Moreover, CLOE, which includes 55 NGOs and 8 universities played an important role in recruiting and training, as they all hosted recruitment events for LADE or volunteered their premises for training workshops.
DL: Did volunteers tend to have experience living or visiting the US or Europe that may have contributed to their interest in election observation?
LADE: LADE started working since 1996. It observed 4 parliamentary elections (1996, 2000, 2005, and 2009) in addition to two partial elections 2002 (in north Metn) and 2007 (in north Metn and Beirut) and two municipal elections (1998 and 2004) in addition to one partial election in 2002, (that took place after the withdrawal of the Israeli occupation form the Lebanese occupied territories).
In all these periods, LADE used to mobilize number of Lebanese volunteering, including a few of the non-residents, but the large majority of the volunteers are resident Lebanese most of them had little to no experience traveling or living abroad.
However, LADE used the exchange programs with many of its partners in order to compile experiences and to improve the performance, many of LADEs members participated in observation teams abroad thanks to these programs. This helped in elaborating and developing new methodologies and efficient strategies.
DL: Could you talk a little about youth involvement in politics in general? Is there a lot of youth activism? Do you see a change in involvement in this generation compared to the last? Do youth volunteer for particular party campaigns, or is activism more along the lines of reform in general?
LADE: Youth play a major role among civil society organizations, including campaigns that Lebanon witnessed recently. This reflects a clear evolution in the work of CSOs in different cases and shows the readiness of the youth.

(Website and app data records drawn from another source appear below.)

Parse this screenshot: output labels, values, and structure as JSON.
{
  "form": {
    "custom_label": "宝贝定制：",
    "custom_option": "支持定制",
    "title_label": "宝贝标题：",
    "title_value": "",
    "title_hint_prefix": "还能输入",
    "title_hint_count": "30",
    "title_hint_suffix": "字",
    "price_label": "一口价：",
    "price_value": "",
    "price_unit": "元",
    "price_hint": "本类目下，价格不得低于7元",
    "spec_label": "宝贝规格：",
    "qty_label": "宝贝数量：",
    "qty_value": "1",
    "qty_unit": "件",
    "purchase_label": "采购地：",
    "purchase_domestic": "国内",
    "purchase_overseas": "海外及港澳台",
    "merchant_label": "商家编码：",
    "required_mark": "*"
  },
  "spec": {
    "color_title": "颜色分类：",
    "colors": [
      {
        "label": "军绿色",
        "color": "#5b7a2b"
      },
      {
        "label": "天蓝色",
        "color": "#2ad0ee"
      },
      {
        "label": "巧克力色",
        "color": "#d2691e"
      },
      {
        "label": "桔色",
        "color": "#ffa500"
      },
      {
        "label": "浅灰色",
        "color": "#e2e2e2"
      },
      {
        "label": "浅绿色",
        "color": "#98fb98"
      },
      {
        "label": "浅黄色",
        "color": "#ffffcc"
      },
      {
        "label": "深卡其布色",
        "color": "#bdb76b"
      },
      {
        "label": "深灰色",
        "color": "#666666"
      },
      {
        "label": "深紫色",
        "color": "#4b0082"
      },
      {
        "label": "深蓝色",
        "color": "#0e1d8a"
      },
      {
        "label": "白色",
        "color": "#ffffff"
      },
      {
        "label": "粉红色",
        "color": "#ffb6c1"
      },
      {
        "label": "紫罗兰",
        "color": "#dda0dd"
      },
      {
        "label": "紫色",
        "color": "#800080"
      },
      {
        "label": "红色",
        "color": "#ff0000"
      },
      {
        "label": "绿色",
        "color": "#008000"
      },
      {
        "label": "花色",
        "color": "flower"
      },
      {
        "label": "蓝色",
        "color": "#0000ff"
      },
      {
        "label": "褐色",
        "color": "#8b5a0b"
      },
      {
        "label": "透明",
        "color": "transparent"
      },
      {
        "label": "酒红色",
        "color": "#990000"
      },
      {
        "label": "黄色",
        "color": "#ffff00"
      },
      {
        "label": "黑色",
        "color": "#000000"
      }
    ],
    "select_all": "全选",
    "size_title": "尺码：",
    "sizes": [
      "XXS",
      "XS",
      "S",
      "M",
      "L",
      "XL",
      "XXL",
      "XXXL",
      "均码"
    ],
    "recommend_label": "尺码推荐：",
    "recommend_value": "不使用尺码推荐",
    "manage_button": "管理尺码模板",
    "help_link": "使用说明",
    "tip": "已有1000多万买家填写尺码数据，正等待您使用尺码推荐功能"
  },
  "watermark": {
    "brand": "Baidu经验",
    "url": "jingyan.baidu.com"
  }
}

It is worth noting that young peoples’ concerns were not in a single campaign but one should mention that attention was with greater response to the campaign for electoral reforms. This emerged clearly in the “Civil Campaign for Electoral Reforms” (CCER), which is a campaign launched by LADE and many other CSOs to meet the reform efforts of the Lebanese government in 2006. Lowering the voting age was one of the main principles adopted by CCER. Although this reform did not pass in the current law, the process that needs a constitutional amendment has started and will be most probably implemented during the next municipal elections in 2010.
Young people are involved in other campaigns such the campaign for a new citizenship law, the campaign for a new civil code in Lebanon, beside many others.
DL: What lessons did you learn from the 2009 election observation experience? Is there anything that LADE will do differently next time around?
LADE: Many lessons LADE learned from this experience, since a new methodology was implemented for the first time according to the new reforms included in the law:
- It was the first time that LADE monitored the elections in one day in all the country; this means that the deployment strategy should take into consideration the ability to cover all the district in one day.
- Then it was the first time that LADE monitored the elections with an explicit recognition of its role in the law (according to the article 20). This led to the elaboration of a different strategy for coordination with the governmental and public organizers, the voters and candidates.
- It was the first time the law includes ceiling for campaign spending and norms for media and advertising; consequently LADE monitored the campaigns led by the candidates starting two months prior to the E-day.
According to all the above mentioned, LADE learned a lot from this experience and will take into consideration a lot of the lessons learned and success stories. A comprehensive evaluation process is undergoing and a lot of recommendations should be adopted in order to improve the performance of the association.
Safadi Foundation USA thanks Mr. Abdelsamad for answering our questions and congratulates LADE for a job well done.